By Alison Rogers
Kaplan Publishing, 215 pages, $14.95

Alison Rogers is a very likable person.

It’s a good thing, because her new book, Diary of a Real Estate Rookie, is only loosely about real estate. That is, it’s about real estate the way the NPR program Car Talk is about cars. While full of potentially useful information, what the book really comes down to is personality, and Ms. Rogers, like Click and Clack, is a winner. She’s a plucky Harvard grad (minus the obnoxious sense of entitlement that sometimes engenders), with a sharp wit, a lot of heart and a clear-eyed perspective on everything from luxury condos to class disparities to her own mood swings.

In 2005, Ms. Rogers, who formerly launched and edited the New York Post’s real-estate section, quit her safe corporate journalism job to strike out on her own in the world of real estate. Her initial plan was to flip houses in New Jersey. When that didn’t work out, she got her New York realtor’s license and became a real-estate agent in the city. Along the way, she wrote about her adventures in a weekly column for Inman News. This book is an expansion of her columns.

If the material sounds less than mouth-watering, it’s because you don’t yet know Ms. Rogers. She has turned a book about becoming a broker into a beach-read fun account of risking everything to change one’s life, a story with something valuable to say about the lofty topic of how we live now, especially in New York.

“As I write this, I’m eating dinner at my desk, which is also my coffee table; there’s no desk in this apartment, and I wrote most of this book sitting on my living room floor,” she tells us of the cramped $500,000 studio she shares with her husband.

Unfortunately, the mortgage on the apartment is about $2,000 a month, which at times presents a problem.

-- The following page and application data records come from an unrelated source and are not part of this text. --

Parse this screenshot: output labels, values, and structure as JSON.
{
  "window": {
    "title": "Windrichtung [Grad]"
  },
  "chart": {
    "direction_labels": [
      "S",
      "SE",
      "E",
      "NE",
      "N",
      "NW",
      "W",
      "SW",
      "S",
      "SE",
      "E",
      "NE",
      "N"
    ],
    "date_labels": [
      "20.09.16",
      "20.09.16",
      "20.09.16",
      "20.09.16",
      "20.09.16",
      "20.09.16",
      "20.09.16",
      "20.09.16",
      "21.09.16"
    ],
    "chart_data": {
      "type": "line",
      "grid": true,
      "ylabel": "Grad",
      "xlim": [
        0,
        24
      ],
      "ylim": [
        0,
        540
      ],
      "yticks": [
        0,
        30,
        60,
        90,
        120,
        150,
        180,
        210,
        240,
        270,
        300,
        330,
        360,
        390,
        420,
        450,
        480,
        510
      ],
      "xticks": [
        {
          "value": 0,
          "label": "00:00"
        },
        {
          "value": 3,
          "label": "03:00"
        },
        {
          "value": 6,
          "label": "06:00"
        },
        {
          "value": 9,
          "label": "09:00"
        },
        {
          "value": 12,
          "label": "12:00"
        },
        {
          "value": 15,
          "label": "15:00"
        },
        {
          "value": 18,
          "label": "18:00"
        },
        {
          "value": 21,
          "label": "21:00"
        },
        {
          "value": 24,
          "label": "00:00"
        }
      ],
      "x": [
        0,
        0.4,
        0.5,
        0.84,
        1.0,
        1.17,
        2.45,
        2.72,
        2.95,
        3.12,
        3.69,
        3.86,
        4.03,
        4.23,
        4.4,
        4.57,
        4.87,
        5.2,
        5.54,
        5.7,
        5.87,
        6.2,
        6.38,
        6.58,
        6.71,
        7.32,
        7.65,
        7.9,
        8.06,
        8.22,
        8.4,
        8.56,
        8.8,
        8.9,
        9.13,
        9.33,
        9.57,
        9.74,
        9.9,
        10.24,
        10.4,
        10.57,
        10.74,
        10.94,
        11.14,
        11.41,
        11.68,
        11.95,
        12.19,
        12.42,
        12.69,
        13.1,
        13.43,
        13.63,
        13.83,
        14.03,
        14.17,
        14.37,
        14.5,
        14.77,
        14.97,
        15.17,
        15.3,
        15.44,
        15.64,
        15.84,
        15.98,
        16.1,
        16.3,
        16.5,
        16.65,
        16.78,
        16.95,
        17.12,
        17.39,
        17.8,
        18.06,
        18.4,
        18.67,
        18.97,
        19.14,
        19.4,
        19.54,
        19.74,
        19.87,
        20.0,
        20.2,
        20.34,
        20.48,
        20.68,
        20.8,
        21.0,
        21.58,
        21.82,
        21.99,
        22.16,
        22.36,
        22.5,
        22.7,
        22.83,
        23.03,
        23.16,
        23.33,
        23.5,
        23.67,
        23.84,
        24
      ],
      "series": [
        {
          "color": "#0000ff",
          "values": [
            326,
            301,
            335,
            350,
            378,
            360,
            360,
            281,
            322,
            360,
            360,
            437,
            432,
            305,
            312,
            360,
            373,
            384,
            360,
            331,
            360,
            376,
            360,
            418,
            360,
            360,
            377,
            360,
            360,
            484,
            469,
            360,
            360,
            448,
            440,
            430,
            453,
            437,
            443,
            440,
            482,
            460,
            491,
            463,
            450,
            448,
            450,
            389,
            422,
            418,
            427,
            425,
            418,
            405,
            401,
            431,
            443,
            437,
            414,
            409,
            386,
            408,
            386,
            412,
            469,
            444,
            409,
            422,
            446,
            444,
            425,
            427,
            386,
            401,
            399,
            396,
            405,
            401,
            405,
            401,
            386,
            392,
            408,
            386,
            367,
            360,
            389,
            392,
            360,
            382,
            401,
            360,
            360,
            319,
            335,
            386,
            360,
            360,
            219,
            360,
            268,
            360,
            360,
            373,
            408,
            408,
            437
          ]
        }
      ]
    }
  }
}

Ms. Rogers borrowed $16,000 to finance her business ventures, and at one point in her first year she provides a detailed account of her finances. Her monthly income: $3,500; monthly expenses (not including taxes): $8,100. Naturally, the shortfall was a bit worrisome. “Woo hoo, I’m losing $60,000 a year!” she writes.

This is after she realized her first plan—to find and renovate underpriced houses in Newark, N.J., to create decent and affordable middle-class housing—was fatally flawed. “[Your partners] didn’t tell you it’s impossible in the first place,” an experienced agent tells her. “They’re just trying to pimp you out. If you get lucky, they make money, and it doesn’t hurt them if you fail.”

When it sinks in that the idea on which she has quit her job and borrowed as much money as she could get her hands on is never going to work, Ms. Rogers cries the whole train ride back to the city. “I was so upset that I called my mother, who isn’t the right person to call when you’ve just fucked up a career, not because she doesn’t have sympathy but because she’s a Southern judge, and her tolerance for stupidity is small,” Ms. Rogers writes.

Why did Ms. Rogers do this to herself?

Well, for classic American reasons: “I wanted what so many people want: a better income, a better life, room to raise my family near great schools, a job where I didn’t get ass-draggy just thinking about starting my day,” she writes. “I felt I had little to show for my 18 years of corporate work; if I had been a cop, at least I would be nearing retirement by now.”

And, O.K., quitting a safe job doesn’t rank up there with the most heroic acts of all time (I don’t recall any such tales recounted in The Iliad or The Epic of Gilgamesh), but for most of us regular people, who aren’t destined to lay siege to enemy cities or slay monsters—but who do, however, have interest piling up on our credit cards—it’s one of the scariest things imaginable.

And it’s pretty hard to imagine anyone who could read this book and not sigh with relief when Ms. Rogers makes her first sale. That, along the way, we learn a few things about buying, selling, renting and renovating real estate (“my first piece of advice is … marry a plumber”) is nice, too.

Adelle Waldman is a writer living in Manhattan.